START Material to process

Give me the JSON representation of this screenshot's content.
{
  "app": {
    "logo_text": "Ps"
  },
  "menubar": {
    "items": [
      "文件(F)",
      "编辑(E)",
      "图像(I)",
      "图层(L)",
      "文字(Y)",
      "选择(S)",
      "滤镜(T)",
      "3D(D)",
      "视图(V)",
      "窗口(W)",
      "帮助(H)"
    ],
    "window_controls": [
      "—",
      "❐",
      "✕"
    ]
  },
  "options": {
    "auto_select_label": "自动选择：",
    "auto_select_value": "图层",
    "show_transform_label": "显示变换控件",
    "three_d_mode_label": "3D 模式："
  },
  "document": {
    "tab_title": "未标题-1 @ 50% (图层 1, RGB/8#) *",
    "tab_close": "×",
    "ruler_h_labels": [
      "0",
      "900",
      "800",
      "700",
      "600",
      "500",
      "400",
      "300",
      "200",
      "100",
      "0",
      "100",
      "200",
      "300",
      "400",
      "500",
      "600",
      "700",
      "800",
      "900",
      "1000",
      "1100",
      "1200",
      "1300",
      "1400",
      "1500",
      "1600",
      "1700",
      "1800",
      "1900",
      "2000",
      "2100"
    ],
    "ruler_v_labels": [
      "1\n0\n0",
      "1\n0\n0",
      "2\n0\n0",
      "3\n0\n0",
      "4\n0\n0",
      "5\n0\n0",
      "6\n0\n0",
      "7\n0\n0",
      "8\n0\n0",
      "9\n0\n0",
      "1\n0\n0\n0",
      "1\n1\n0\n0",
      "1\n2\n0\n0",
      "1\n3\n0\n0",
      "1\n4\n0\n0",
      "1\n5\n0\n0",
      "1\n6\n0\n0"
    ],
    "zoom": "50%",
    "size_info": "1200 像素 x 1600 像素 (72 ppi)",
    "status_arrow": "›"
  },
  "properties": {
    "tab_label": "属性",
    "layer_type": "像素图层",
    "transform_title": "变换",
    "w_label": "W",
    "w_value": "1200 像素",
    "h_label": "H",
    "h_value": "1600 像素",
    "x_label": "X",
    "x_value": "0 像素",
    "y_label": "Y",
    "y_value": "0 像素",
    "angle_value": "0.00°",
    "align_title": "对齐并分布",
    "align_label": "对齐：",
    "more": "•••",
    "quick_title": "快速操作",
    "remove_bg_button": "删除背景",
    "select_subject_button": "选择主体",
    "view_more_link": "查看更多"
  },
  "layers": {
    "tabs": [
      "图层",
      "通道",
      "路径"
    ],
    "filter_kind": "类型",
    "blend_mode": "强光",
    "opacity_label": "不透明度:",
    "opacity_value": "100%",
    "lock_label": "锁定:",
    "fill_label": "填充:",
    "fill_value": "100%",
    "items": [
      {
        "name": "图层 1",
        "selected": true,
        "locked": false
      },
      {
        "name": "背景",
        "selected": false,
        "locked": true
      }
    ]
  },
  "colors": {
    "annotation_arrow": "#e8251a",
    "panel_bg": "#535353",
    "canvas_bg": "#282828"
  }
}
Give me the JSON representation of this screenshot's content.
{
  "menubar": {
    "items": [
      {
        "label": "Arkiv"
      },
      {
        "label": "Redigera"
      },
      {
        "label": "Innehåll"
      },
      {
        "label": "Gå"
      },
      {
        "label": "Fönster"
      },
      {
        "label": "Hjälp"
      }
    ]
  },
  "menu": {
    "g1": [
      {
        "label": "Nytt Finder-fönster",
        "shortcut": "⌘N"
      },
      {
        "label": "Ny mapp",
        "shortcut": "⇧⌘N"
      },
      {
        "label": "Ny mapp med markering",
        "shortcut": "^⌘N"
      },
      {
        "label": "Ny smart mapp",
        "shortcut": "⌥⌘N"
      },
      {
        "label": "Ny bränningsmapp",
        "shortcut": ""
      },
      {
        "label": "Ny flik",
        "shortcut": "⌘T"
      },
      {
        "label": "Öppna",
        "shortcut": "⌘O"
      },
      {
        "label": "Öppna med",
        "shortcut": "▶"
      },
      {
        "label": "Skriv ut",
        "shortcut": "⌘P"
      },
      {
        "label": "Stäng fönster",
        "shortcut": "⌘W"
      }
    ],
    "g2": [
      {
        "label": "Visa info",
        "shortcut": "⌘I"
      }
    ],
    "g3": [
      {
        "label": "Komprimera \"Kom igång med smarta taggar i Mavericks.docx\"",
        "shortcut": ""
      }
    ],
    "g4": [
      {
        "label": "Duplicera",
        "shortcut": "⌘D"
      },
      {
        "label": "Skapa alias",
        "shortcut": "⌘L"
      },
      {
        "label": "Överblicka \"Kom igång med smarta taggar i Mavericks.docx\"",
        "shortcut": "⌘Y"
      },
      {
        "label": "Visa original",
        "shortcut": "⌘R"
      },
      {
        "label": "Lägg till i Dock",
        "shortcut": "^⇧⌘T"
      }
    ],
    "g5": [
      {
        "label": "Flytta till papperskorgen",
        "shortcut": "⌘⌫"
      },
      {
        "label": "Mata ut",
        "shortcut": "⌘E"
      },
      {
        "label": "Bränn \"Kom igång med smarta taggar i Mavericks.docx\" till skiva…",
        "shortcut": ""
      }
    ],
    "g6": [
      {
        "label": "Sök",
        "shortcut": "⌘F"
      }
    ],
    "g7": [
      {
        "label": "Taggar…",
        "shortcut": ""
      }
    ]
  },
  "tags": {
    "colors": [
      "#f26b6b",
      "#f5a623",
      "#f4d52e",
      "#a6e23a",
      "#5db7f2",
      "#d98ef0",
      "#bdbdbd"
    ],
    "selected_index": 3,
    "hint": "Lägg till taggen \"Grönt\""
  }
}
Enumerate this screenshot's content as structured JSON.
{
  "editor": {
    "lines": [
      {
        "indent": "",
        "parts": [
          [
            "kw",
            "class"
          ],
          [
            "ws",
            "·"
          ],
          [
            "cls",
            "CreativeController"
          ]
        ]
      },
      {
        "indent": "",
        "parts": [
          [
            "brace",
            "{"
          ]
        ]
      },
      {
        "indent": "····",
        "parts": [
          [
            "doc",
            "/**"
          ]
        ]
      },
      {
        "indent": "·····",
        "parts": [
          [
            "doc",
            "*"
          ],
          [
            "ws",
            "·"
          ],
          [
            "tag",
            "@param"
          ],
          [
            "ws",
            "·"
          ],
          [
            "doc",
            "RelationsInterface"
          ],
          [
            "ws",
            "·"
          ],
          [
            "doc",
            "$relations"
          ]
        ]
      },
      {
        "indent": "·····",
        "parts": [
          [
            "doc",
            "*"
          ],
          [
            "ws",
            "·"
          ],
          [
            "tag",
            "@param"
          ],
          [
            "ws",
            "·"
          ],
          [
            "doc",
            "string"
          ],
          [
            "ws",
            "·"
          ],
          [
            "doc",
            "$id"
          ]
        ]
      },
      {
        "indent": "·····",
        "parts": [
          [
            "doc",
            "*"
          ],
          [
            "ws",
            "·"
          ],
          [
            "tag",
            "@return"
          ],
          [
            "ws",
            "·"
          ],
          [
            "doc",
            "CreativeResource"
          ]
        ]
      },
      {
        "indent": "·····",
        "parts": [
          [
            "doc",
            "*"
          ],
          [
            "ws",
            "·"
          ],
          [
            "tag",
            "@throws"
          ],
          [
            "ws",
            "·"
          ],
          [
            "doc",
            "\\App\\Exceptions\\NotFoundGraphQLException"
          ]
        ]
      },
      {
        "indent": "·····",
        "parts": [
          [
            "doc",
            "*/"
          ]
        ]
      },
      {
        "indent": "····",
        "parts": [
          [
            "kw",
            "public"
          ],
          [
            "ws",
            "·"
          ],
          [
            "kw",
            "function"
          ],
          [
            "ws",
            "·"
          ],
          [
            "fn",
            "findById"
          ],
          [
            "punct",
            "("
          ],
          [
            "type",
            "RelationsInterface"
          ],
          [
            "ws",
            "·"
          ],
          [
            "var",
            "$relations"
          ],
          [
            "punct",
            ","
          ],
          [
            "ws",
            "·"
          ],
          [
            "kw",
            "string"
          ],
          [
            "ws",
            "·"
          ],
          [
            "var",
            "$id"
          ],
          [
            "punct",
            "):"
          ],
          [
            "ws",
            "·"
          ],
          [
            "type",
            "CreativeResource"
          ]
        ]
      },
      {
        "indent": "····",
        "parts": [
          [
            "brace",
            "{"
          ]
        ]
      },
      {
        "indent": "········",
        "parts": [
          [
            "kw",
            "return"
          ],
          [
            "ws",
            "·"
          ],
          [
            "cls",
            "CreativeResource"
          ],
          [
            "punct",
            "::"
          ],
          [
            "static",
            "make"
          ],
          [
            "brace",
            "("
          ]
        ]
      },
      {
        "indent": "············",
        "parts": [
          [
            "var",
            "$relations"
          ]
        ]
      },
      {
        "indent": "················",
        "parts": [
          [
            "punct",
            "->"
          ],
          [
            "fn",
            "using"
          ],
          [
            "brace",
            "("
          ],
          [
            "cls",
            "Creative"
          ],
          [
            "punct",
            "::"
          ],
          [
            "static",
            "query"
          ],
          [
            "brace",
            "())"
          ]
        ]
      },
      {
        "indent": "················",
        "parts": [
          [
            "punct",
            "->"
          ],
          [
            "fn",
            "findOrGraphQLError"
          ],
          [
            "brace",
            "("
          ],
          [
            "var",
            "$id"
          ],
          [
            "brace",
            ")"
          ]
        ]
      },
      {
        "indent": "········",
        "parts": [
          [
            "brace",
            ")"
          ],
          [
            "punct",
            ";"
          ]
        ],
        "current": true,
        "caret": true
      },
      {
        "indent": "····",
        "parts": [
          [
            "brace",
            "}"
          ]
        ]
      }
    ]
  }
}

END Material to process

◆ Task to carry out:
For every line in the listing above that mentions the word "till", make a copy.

◆ Exercise solution:
        "label": "Lägg till i Dock",
        "label": "Flytta till papperskorgen",
        "label": "Bränn \"Kom igång med smarta taggar i Mavericks.docx\" till skiva…",
    "hint": "Lägg till taggen \"Grönt\""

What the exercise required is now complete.